One of the reasons I loved watching Maddux pitch was how unconventional his style was. Standing just 6'0" and weighing only 170 lbs, he didn't throw hard, and perhaps none of his pitches would be graded by scouts as an 80 (though his changeup was exceptional). His greatest strengths were his brain and his poise.
Many stories have been written about his understanding of both pitching and the hitters he was facing, but a recent article by Thomas Boswell in the Washington Post pinpoints a fascinating insight that might hold the secret to his mastery.
First, Maddux was convinced no hitter could tell the speed of a pitch with any meaningful accuracy. To demonstrate, he pointed at a road a quarter-mile away and said it was impossible to tell if a car was going 55, 65 or 75 mph unless there was another car nearby to offer a point of reference.
“You just can’t do it,” he said. Sometimes hitters can pick up differences in spin. They can identify pitches if there are different releases points or if a curveball starts with an upward hump as it leaves the pitcher’s hand. But if a pitcher can change speeds, every hitter is helpless, limited by human vision.
“Except,” Maddux said, “for that [expletive] Tony Gwynn.”
Because of this inherent ineradicable flaw in hitters, Maddux’s main goal was to “make all of my pitches look like a column of milk coming toward home plate.” Every pitch should look as close to every other as possible, all part of that “column of milk.” He honed the same release point, the same look, to all his pitches, so there was less way to know its speed — like fastball 92 mph, slider 84, change-up 76.
From reading The Sports Gene by David Epstein earlier last year, I learned that much of what a professional baseball hitter does is predicated on being able to read the motion of the pitcher and the rotation of the baseball. It's why major league hitters flailed helplessly against Olympic women's softball pitcher Jennie Finch despite the fact that her pitches reached home plate in the same amount of time as major league pitches and came with the larger hittable surface area of a softball.
It seemed that Maddux knew that long before the studies mentioned in Epstein's book. Amazing. But that's not all.

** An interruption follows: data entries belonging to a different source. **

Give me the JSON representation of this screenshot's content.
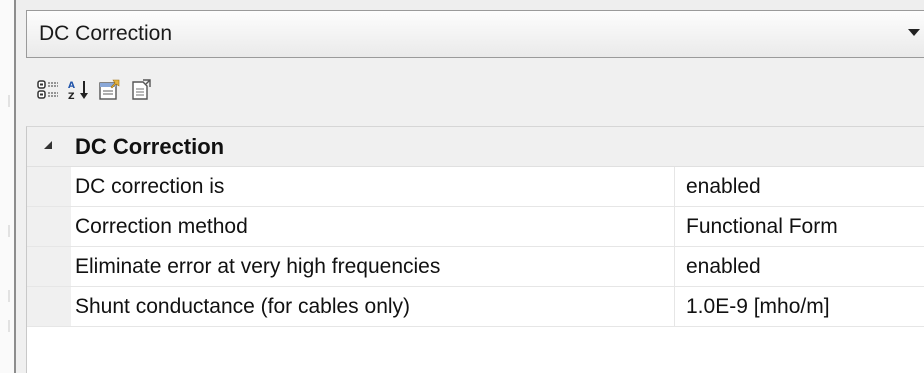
{
  "object_selector": {
    "selected": "DC Correction"
  },
  "toolbar": {
    "buttons": [
      {
        "icon": "categorized-icon"
      },
      {
        "icon": "alphabetical-sort-icon"
      },
      {
        "icon": "property-pages-icon"
      },
      {
        "icon": "events-icon"
      }
    ]
  },
  "property_grid": {
    "category": {
      "label": "DC Correction",
      "expanded": true
    },
    "properties": [
      {
        "name": "DC correction is",
        "value": "enabled"
      },
      {
        "name": "Correction method",
        "value": "Functional Form"
      },
      {
        "name": "Eliminate error at very high frequencies",
        "value": "enabled"
      },
      {
        "name": "Shunt conductance (for cables only)",
        "value": "1.0E-9 [mho/m]"
      }
    ]
  }
}
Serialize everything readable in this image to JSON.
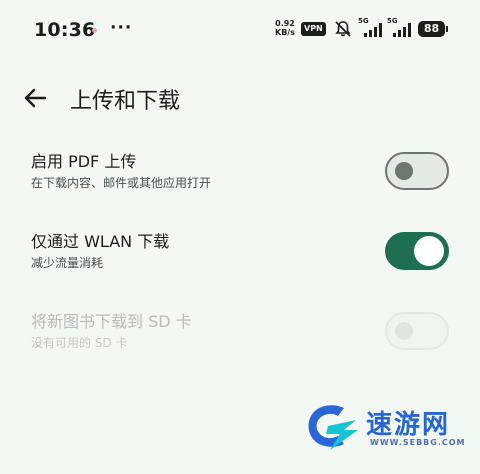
{
  "status_bar": {
    "time": "10:36",
    "more": "···",
    "net_speed_value": "0.92",
    "net_speed_unit": "KB/s",
    "vpn": "VPN",
    "sim1_label": "5G",
    "sim2_label": "5G",
    "battery": "88"
  },
  "header": {
    "title": "上传和下载"
  },
  "settings": [
    {
      "title": "启用 PDF 上传",
      "summary": "在下载内容、邮件或其他应用打开",
      "enabled": false
    },
    {
      "title": "仅通过 WLAN 下载",
      "summary": "减少流量消耗",
      "enabled": true
    },
    {
      "title": "将新图书下载到 SD 卡",
      "summary": "没有可用的 SD 卡",
      "enabled": false,
      "disabled": true
    }
  ],
  "watermark": {
    "name": "速游网",
    "url": "WWW.SEBBG.COM"
  },
  "colors": {
    "background": "#f3f8f4",
    "accent": "#1e6e52",
    "switch_off": "#6e7671"
  }
}
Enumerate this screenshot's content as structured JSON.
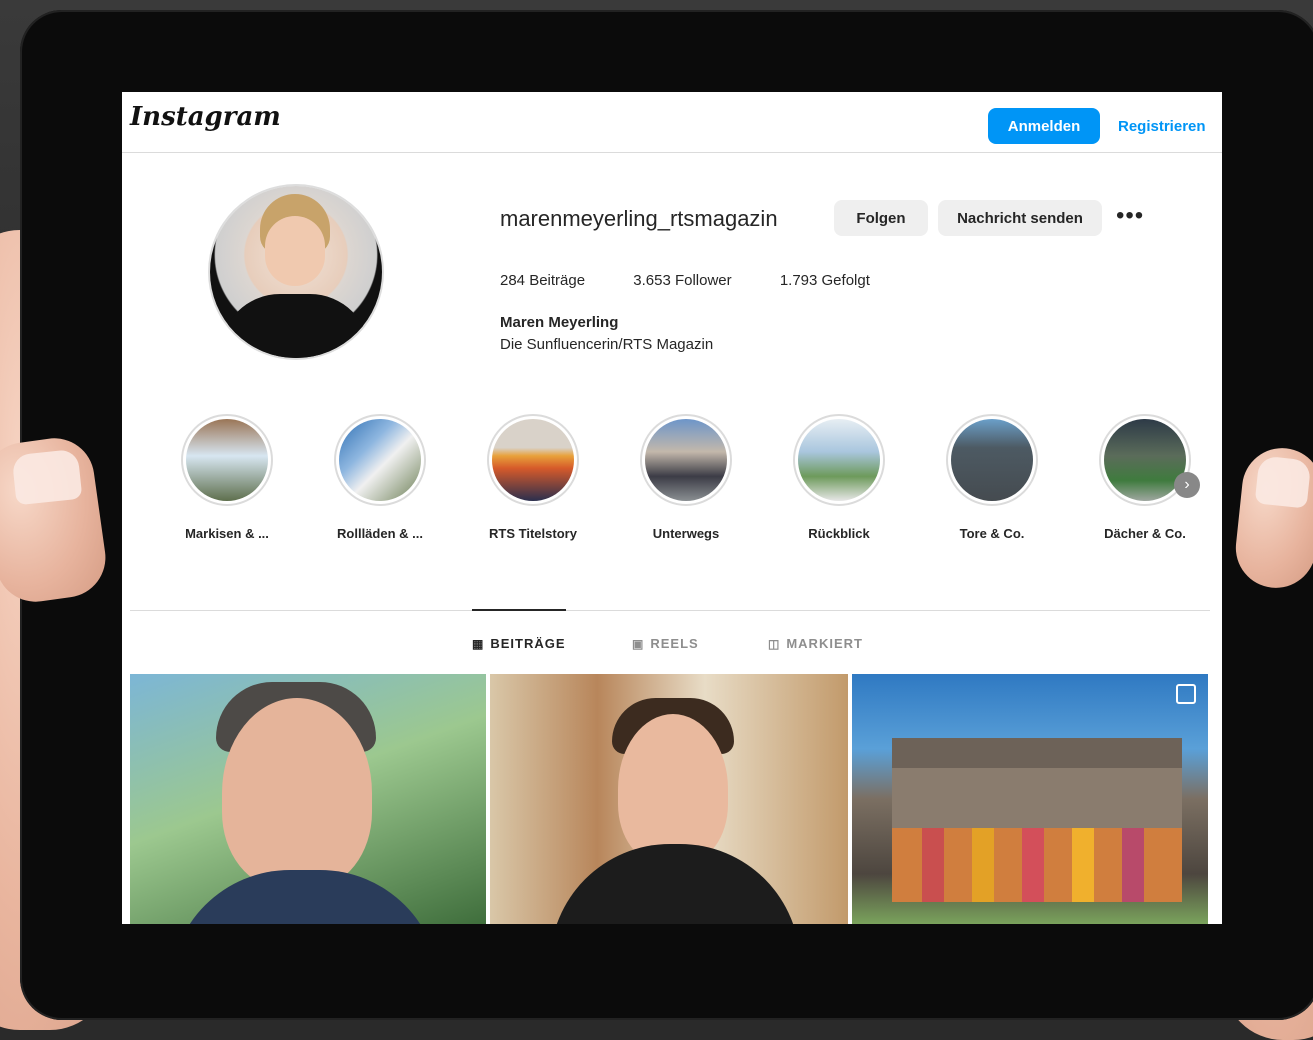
{
  "header": {
    "logo": "Instagram",
    "login_label": "Anmelden",
    "register_label": "Registrieren"
  },
  "profile": {
    "username": "marenmeyerling_rtsmagazin",
    "follow_label": "Folgen",
    "message_label": "Nachricht senden",
    "more_label": "•••",
    "stats": {
      "posts": "284 Beiträge",
      "followers": "3.653 Follower",
      "following": "1.793 Gefolgt"
    },
    "name": "Maren Meyerling",
    "bio": "Die Sunfluencerin/RTS Magazin"
  },
  "highlights": [
    {
      "label": "Markisen & ..."
    },
    {
      "label": "Rollläden & ..."
    },
    {
      "label": "RTS Titelstory"
    },
    {
      "label": "Unterwegs"
    },
    {
      "label": "Rückblick"
    },
    {
      "label": "Tore & Co."
    },
    {
      "label": "Dächer & Co."
    }
  ],
  "tabs": [
    {
      "label": "BEITRÄGE",
      "icon": "grid-icon",
      "active": true
    },
    {
      "label": "REELS",
      "icon": "reels-icon",
      "active": false
    },
    {
      "label": "MARKIERT",
      "icon": "tagged-icon",
      "active": false
    }
  ],
  "colors": {
    "accent": "#0095f6",
    "text": "#262626",
    "muted": "#8e8e8e"
  }
}
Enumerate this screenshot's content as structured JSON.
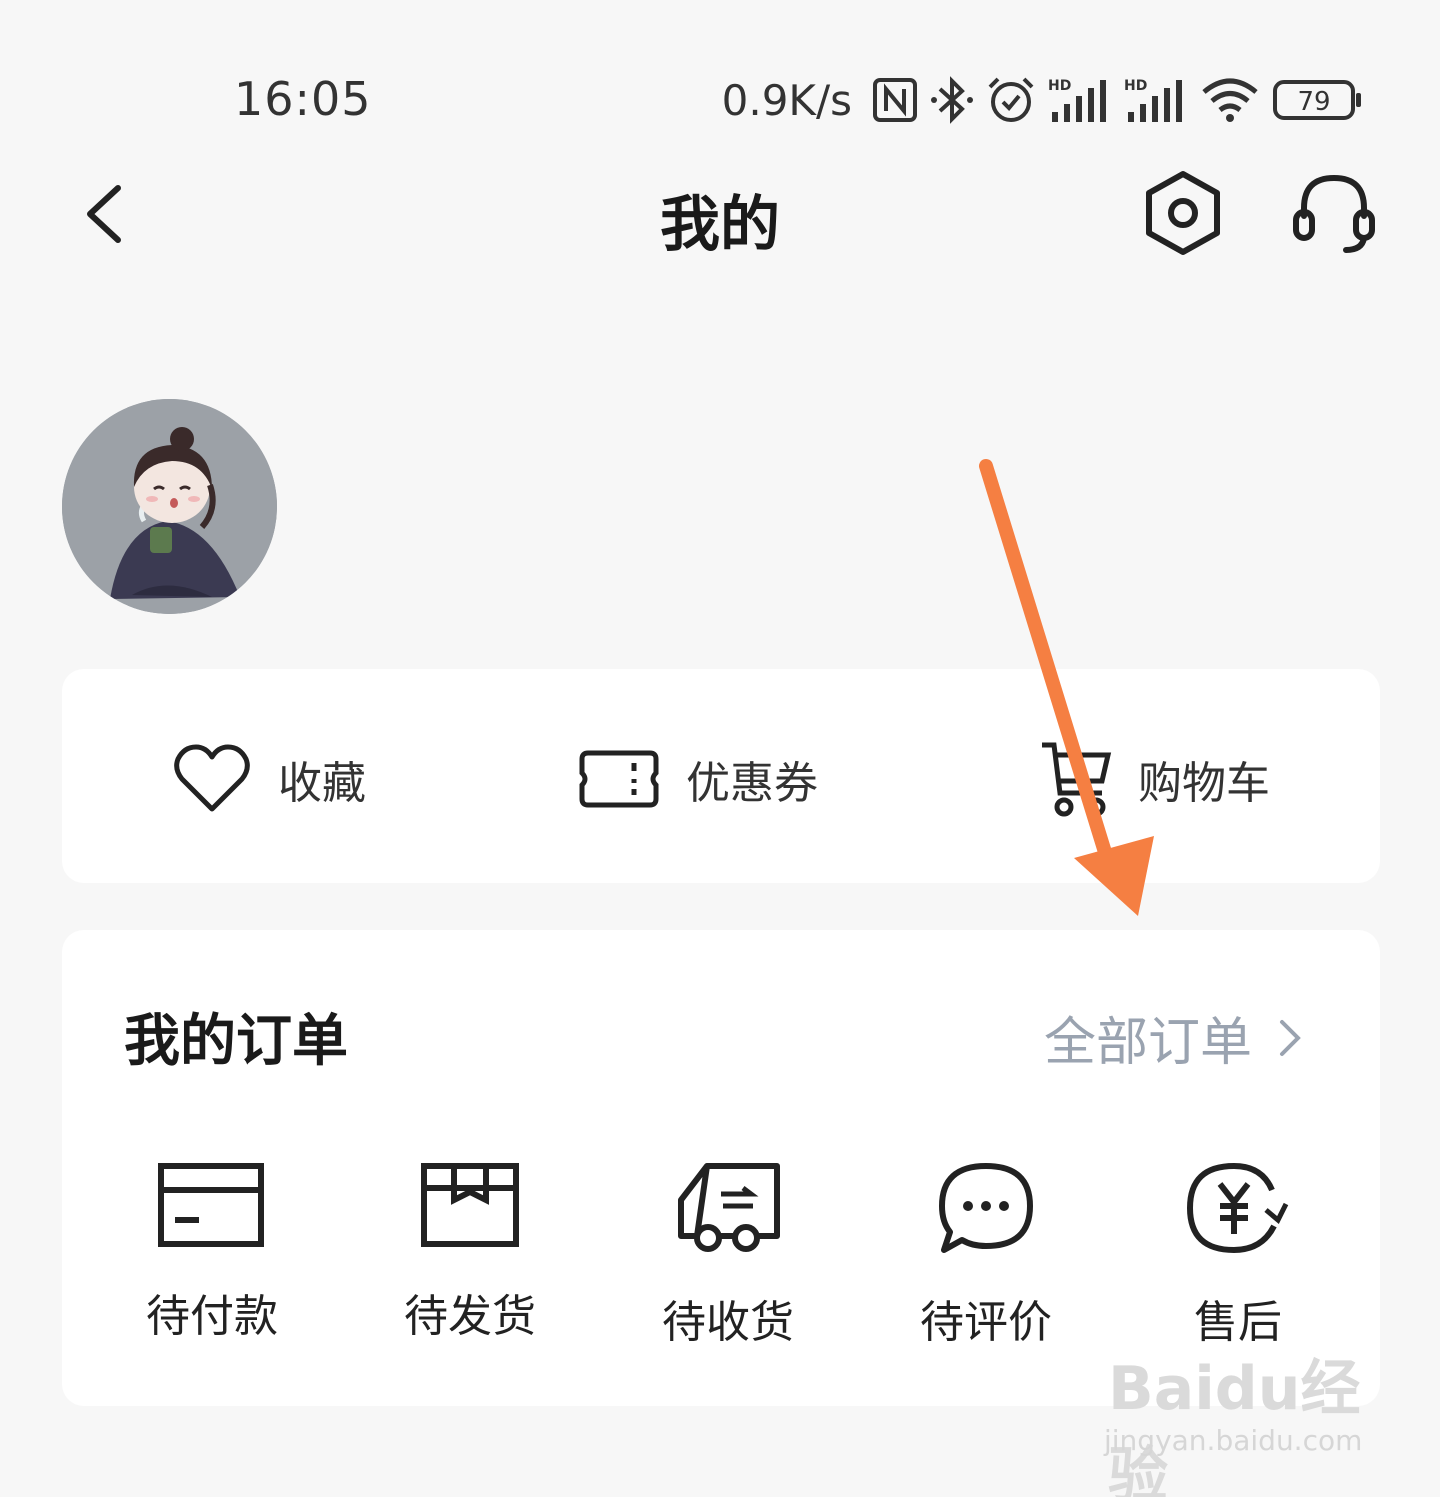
{
  "status_bar": {
    "time": "16:05",
    "net_speed": "0.9K/s",
    "battery": "79",
    "icons": [
      "nfc-icon",
      "bluetooth-icon",
      "alarm-icon",
      "hd-signal-icon",
      "hd-signal-icon",
      "wifi-icon",
      "battery-icon"
    ]
  },
  "nav": {
    "title": "我的",
    "back_icon": "chevron-left-icon",
    "settings_icon": "hexagon-settings-icon",
    "service_icon": "headset-icon"
  },
  "quick_links": [
    {
      "label": "收藏",
      "icon": "heart-icon"
    },
    {
      "label": "优惠券",
      "icon": "coupon-icon"
    },
    {
      "label": "购物车",
      "icon": "cart-icon"
    }
  ],
  "orders": {
    "title": "我的订单",
    "all_label": "全部订单",
    "items": [
      {
        "label": "待付款",
        "icon": "card-icon"
      },
      {
        "label": "待发货",
        "icon": "box-icon"
      },
      {
        "label": "待收货",
        "icon": "truck-icon"
      },
      {
        "label": "待评价",
        "icon": "chat-icon"
      },
      {
        "label": "售后",
        "icon": "yuan-refund-icon"
      }
    ]
  },
  "watermark": {
    "logo": "Baidu经验",
    "url": "jingyan.baidu.com"
  },
  "colors": {
    "background": "#f7f7f7",
    "card": "#ffffff",
    "annotation_arrow": "#f57f42",
    "muted_text": "#9aa3b0"
  }
}
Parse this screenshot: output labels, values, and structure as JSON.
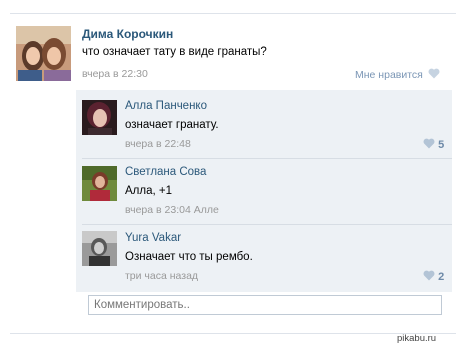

Then he explained that I couldn’t tell his pitches apart because his goal was late quick break, not big impressive break. The bigger the break, the sooner the ball must start to swerve and the more milliseconds the hitter has to react; the later the break, the less reaction time. Deny the batter as much information — speed or type of last-instant deviation — until it is almost too late.
But not entirely too late: Maddux didn’t want swings and misses for strikeouts, but preferred weak defensive contact and easy outs. He sought pitches that looked hittable and identical — getting the hitter to commit to swing — but weren’t. Any pitch that didn’t conform to this, even if it looked good, was scrapped as inefficient.
It's another secret of pitching that he seemed to have understood long before others: the batter must commit to swinging or not before a major league pitch has made it halfway to the plate, so after a certain point any unanticipated break in that pitch is not something the batter can react to. On TV, his sinking fastball with armside tailing action was a thing of beauty to watch, like spherical frisbee that always toppled to one side, but to the batter it must have been even more infuriating, like trying to swat a fly with chopstick.
Maddux was so good at inducing the weak contact he discussed above that he had a stat named after him: a Maddux is a complete game shutout requiring no more than 99 pitches.
Let's hope he writes a book about pitching someday, the pitching version of Ted Williams famous tome on hitting.